If it is shallow, we could use an auger to get the answer, but sometimes using geophysics is also a nice way to find out. Our Mesas group reached the same conclusion and reserved the vertical electrical sounding (VES) equipment for a morning session between aggressive flies in their area. Although everybody used this equipment in the Twente field course, it is always difficult at first to find out how to connect all wires. In the picture shown below it is clear that everybody tries different strategies to come up with the correct answers.
|How to connect VES wires? Would drinking water help, or discussing the question in Spanish while looking at a bunch of wires, or is practicing yoga a better strategy?|
|Terrameter Valentina telling everybody to get their hands of the electrodes so that she can apply 2000 V to Mother Earth|
|EM34 measurement looking for Cretaceous clays below Quaternary sand|
Meanwhile, on the beach of Costa Nova, BSc students Evy and Leonie were still measuring water salinity on a mudflat. Now they used some real kind of industrial art, called a spiral auger (the Van Harlingen auger after its designer), to sample groundwater at different depths.

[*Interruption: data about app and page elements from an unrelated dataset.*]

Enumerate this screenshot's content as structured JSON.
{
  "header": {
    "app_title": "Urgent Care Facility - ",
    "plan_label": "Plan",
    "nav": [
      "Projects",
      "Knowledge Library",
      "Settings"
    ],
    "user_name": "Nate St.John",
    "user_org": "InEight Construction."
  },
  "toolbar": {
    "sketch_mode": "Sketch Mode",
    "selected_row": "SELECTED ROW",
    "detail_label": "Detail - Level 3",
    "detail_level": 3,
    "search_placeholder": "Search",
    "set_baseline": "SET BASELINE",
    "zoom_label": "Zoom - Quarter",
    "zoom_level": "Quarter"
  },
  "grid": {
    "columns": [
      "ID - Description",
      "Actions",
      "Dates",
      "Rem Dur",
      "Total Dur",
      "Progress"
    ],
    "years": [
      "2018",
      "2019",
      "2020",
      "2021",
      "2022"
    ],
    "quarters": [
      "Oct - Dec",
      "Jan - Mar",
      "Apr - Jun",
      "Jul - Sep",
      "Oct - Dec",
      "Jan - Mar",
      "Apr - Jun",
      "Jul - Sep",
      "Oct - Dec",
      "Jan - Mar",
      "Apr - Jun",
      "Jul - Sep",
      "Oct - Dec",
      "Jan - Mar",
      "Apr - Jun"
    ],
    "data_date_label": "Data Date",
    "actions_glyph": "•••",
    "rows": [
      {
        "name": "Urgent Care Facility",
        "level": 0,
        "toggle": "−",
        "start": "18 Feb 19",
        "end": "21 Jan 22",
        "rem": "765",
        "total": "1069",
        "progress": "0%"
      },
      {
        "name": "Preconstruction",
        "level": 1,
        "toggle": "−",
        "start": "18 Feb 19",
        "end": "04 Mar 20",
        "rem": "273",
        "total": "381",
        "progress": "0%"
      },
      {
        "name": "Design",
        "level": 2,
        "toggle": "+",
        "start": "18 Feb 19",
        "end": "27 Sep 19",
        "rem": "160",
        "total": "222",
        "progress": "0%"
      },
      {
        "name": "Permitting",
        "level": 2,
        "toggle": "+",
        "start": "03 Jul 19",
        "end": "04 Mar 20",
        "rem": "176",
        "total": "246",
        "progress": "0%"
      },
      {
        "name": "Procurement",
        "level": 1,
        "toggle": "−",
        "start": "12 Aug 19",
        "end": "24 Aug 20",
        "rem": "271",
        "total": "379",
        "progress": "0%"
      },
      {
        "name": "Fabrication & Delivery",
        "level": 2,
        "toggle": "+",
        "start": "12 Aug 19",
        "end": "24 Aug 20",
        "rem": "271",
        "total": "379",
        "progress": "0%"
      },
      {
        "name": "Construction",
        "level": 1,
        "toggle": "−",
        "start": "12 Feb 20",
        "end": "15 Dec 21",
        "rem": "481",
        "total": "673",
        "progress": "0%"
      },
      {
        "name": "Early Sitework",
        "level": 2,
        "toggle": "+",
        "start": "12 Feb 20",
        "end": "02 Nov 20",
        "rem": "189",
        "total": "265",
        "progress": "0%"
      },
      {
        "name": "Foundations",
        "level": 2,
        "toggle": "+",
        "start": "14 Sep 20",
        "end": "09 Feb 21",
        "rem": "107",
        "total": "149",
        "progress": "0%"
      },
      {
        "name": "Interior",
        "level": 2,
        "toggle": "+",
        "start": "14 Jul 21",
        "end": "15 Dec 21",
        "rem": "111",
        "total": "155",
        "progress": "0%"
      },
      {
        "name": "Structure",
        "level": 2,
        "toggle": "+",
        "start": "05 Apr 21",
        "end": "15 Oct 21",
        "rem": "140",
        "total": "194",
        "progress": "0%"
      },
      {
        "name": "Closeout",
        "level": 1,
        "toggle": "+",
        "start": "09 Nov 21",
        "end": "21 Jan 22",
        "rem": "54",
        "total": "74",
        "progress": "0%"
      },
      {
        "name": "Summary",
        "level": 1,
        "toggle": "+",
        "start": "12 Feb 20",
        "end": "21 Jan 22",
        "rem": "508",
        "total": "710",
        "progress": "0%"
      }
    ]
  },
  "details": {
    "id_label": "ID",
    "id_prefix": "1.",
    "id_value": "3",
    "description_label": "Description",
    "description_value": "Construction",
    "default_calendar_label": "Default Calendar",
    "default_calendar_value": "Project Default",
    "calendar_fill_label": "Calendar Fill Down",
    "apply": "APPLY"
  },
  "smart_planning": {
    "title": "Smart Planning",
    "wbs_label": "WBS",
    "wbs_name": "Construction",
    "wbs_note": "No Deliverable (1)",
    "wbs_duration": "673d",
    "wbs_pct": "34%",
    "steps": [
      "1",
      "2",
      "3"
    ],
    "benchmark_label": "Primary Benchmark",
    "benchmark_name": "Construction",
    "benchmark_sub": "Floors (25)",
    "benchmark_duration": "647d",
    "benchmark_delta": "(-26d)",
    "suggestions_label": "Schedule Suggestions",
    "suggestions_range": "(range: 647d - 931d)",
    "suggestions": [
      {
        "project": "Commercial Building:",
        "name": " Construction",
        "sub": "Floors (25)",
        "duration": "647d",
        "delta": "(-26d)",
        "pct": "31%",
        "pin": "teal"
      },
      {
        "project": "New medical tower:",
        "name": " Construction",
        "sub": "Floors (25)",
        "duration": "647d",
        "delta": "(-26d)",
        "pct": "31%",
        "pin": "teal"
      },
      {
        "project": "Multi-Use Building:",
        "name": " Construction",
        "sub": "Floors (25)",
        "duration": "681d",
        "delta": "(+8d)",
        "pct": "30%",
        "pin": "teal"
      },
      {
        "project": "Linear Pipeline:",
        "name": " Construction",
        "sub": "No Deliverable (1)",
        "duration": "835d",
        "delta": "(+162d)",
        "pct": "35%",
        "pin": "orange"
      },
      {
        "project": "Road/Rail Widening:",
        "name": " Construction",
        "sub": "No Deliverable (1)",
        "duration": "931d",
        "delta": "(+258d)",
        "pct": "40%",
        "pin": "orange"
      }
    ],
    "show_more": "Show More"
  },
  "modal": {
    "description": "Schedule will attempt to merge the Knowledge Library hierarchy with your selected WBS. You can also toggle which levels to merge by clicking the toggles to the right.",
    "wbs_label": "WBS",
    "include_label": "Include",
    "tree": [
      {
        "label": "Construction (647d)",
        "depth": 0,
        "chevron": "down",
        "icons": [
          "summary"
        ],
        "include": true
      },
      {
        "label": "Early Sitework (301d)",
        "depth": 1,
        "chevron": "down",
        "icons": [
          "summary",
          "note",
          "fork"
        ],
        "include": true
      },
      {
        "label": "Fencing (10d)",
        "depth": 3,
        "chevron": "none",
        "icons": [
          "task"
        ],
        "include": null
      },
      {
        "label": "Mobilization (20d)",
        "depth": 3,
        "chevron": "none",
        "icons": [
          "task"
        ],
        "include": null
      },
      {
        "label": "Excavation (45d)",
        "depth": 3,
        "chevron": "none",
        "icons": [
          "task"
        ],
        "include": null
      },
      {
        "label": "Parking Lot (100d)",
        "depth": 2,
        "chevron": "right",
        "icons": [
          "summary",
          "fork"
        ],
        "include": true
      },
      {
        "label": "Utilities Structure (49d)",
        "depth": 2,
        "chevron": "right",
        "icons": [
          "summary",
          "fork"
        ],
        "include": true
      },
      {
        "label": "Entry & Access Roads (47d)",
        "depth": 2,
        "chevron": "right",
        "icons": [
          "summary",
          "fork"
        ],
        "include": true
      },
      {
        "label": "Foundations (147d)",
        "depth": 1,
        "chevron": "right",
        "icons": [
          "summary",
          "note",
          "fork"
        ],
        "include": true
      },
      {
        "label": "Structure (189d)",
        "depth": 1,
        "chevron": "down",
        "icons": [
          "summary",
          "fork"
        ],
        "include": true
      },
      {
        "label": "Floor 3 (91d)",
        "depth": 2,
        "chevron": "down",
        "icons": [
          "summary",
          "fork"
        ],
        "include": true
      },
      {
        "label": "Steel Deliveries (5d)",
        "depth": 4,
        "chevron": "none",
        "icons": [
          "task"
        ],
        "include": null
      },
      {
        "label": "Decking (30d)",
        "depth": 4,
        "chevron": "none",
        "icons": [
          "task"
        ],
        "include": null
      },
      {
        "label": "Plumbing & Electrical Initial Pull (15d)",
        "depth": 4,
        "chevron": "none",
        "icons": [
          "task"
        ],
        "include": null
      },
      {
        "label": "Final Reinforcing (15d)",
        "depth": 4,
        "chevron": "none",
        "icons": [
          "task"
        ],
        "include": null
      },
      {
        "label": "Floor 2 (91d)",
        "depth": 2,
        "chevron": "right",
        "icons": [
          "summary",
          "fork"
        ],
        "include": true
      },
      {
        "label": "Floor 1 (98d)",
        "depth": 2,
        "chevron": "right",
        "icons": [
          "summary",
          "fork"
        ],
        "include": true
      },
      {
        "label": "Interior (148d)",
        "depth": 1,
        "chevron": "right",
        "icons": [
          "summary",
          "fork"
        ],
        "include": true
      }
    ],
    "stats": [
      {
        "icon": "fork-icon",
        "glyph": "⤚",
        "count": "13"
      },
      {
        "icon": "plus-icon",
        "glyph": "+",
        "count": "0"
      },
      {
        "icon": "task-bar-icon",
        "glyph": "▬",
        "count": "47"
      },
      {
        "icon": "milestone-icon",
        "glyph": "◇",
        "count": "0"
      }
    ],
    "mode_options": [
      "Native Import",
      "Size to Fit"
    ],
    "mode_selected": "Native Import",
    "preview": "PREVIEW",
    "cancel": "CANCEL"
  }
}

The handle got stuck, was repaired, but now the thing starts at 3 m height, so they have to use the box to reach its top.
|Leonie and Evy sampling groundwater with the Van harlingen auger.|
|Sao Romao Group entering well data in their tablet computer.|